▸ Task to complete: Search the entries for the word "coffee" and report each line that has it.

Material for the task section start

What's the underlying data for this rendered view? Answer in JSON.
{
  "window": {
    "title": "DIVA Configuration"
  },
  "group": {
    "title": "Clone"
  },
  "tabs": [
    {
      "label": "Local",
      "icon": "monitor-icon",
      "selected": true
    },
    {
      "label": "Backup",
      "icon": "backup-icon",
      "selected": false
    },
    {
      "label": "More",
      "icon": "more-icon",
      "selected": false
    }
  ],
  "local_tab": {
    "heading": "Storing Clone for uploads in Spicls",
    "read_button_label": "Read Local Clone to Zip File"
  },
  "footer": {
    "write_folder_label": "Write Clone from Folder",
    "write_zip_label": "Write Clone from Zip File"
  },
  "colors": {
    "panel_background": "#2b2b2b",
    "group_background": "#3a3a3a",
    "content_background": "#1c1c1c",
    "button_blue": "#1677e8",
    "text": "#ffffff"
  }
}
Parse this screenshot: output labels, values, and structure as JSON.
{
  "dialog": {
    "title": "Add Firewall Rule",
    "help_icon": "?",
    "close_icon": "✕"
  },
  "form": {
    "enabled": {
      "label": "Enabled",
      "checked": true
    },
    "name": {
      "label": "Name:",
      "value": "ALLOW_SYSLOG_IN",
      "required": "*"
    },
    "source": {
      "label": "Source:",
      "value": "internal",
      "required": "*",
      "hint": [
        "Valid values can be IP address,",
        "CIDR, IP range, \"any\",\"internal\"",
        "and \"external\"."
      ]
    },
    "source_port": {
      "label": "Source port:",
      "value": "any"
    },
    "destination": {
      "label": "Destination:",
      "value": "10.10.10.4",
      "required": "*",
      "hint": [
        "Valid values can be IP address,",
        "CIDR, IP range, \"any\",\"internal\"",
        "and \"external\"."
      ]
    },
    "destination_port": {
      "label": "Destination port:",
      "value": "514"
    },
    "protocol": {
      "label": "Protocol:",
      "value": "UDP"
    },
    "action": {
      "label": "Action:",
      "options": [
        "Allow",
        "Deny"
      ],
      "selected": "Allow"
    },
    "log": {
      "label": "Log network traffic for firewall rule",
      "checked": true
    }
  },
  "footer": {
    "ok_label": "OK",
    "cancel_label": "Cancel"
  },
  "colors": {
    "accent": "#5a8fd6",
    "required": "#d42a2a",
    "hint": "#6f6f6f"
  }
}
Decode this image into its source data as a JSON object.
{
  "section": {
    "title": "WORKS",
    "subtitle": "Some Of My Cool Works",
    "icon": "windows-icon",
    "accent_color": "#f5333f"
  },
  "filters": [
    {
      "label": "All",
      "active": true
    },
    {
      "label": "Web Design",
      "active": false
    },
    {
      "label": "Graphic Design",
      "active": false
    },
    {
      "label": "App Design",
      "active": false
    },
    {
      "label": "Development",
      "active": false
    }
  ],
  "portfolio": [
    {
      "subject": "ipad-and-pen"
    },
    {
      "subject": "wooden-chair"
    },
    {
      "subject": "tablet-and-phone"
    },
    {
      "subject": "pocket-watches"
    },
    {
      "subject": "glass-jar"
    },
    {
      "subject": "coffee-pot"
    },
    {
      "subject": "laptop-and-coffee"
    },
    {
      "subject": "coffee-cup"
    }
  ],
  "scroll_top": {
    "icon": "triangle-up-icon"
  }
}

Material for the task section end

▸ Exercise result:
      "subject": "coffee-pot"
      "subject": "laptop-and-coffee"
      "subject": "coffee-cup"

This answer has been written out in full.